New Brunswick

Milan, Paris, Sackville? Seamstress bringing fashion to province

Jeska Grue is a Sackville seamstress designing, making and selling her own clothes, offering a local option to people wanting high fashion that doesn't come from a sweatshop.

Sackville seamstress Jeska Grue is creating clothing, with a hope to side step sweatshops

A Sackville seamstress sees her designs taking flight around the world. 1:36

When naming the great fashion capitals of the world Sackville, New Brunswick doesn't come to mind. But seamstress Jeska Grue is doing her part to at least get it on the map.

She designs, sews and ships her eponymous fashion line in her home studio.

Grue's one-woman shop operates on a small scale, and that's by design.

"I'm doing it this way because the way I produce things, a lot of care is put into it the sewing techniques that I use, the fabrics that I use [and] it's a more durable piece of clothing for people to have," she said.

A study in Ontario shows 85 per cent of discarded textiles end up in a landfill site, meaning just 15 per cent are recycled or reused.

Grue is hoping the time, care and expense put into her garments will make it a cherished item worn for years.

Not only will the item not end up in the land fill, customers can know their clothing was not made in a sweatshop.

"The difference is that someone is being paid fairly for their labour, that's probably the most major thing," said Grue.
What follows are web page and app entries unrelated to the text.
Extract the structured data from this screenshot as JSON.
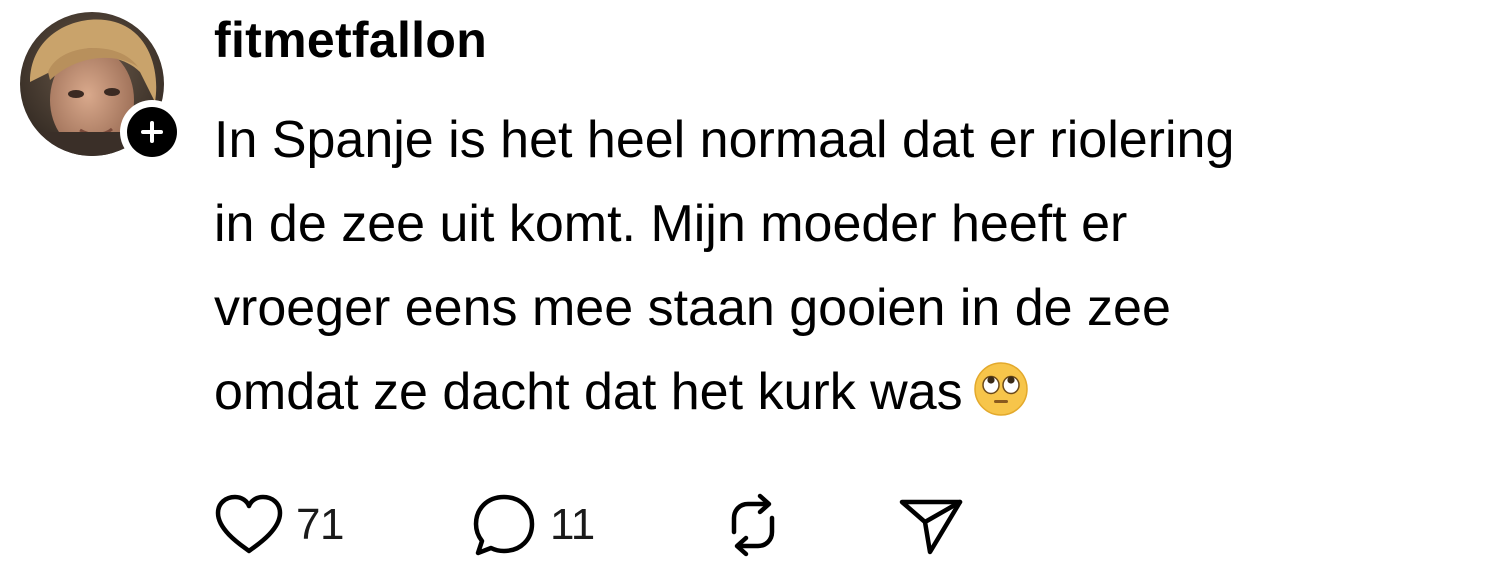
{
  "post": {
    "username": "fitmetfallon",
    "text": "In Spanje is het heel normaal dat er riolering\nin de zee uit komt. Mijn moeder heeft er\nvroeger eens mee staan gooien in de zee\nomdat ze dacht dat het kurk was",
    "emoji": "face-with-rolling-eyes"
  },
  "actions": {
    "like_count": "71",
    "reply_count": "11"
  },
  "icons": {
    "avatar": "avatar",
    "follow": "plus-icon",
    "like": "heart-icon",
    "reply": "comment-icon",
    "repost": "repost-icon",
    "share": "send-icon"
  }
}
Grue's business grew out of a passion for making things. She studied history and sociology at university, then went on to become a seamstress. She started her line of clothing in 2016. (CBC)
She studied sociology in university where she took an interest in labour practices.
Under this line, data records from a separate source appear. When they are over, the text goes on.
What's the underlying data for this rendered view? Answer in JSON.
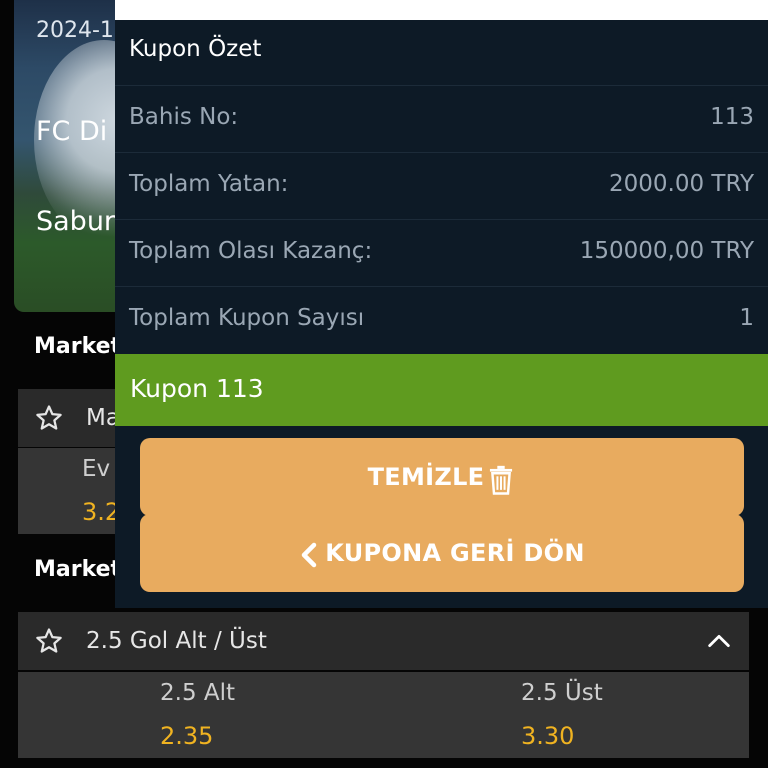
{
  "background": {
    "event": {
      "date": "2024-1",
      "team_home": "FC Di",
      "team_away": "Sabur"
    },
    "markets": [
      {
        "section_title": "Market",
        "name": "Ma",
        "odds": [
          {
            "label": "Ev",
            "value": "3.2"
          }
        ]
      },
      {
        "section_title": "Market",
        "name": "2.5 Gol Alt / Üst",
        "odds": [
          {
            "label": "2.5 Alt",
            "value": "2.35"
          },
          {
            "label": "2.5 Üst",
            "value": "3.30"
          }
        ]
      }
    ]
  },
  "coupon_summary": {
    "title": "Kupon Özet",
    "rows": [
      {
        "label": "Bahis No:",
        "value": "113"
      },
      {
        "label": "Toplam Yatan:",
        "value": "2000.00 TRY"
      },
      {
        "label": "Toplam Olası Kazanç:",
        "value": "150000,00 TRY"
      },
      {
        "label": "Toplam Kupon Sayısı",
        "value": "1"
      }
    ],
    "coupon_bar_label": "Kupon 113",
    "clear_button_label": "TEMİZLE",
    "back_button_label": "KUPONA GERİ DÖN"
  },
  "colors": {
    "modal_bg": "#0d1a26",
    "coupon_bar": "#5f9b1f",
    "button_bg": "#e8ab5f",
    "odds_value": "#f0b321"
  },
  "icons": {
    "favorite": "star-outline-icon",
    "collapse": "chevron-up-icon",
    "clear": "trash-icon",
    "back": "chevron-left-icon"
  }
}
After graduating, Grue studied to become a seamstress, leading to her decision to start her own line of clothing last winter.

Grue has two tops and a dress available in sizes ranging from extra small to extra,extra large.
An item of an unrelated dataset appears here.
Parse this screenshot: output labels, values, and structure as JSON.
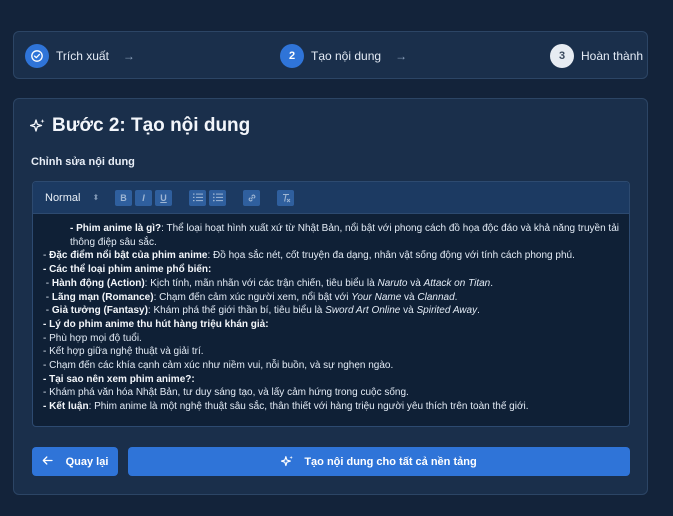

"I have different locals come in to help me be fitters so it's tried on by a few people of each size just to make sure everything is working," said Grue.

Customers can find the garments online or just around the corner from Grue's home studio at Little Cat's Bazaar. 

Anahid Chujunian opened her store Little Cat's Bizarre last summer in Sackville. She carries Grue's line of clothes and said they sell quickly. (Tori Weldon/CBC)
Anahid Chujunian, the store's owner, describes it as a "curated vintage clothing and accessory store."

"I have some of her stuff right here and it's actually selling super fast which is nice," said Chujunian.

"People are really excited about her clothing." 

Doing things Grue's way costs more. Her pieces range between $130 and $190. 

Grue has her labels screen printed by local artist, Laura Watson. (Tori Weldon/CBC)
While Chujunian admits some people do a double take at the price, most people understand what the higher price tag is buying.

"If you're going to get a piece of ethically-sourced clothing that is hand sewn by one person — she works extremely hard on every single piece that she makes — so I think most people get it," said Chujunian.

Grue estimates she spends about 40 hours a week sewing to fill orders, which come in from across the country.

The designs are made of organic cloth from Vancouver or India at a small family operated mill, though Grue is looking forward to the day when she can find fabric made in the region.

"You could get an entirely closed loop garment that's been grown and sewn in Atlantic Canada," said Grue.

Chujunian, left, said some people do a double-take at the price of Grue's items, but most people understand what the higher price tag is buying.
If the business grows much larger Grue said she won't be shopping around for cheap labour overseas, but a little help would be nice. 

"I think it would be really great to hire more skilled seamstresses that get to remain in their community or come and live in a small town in New Brunswick," said Grue.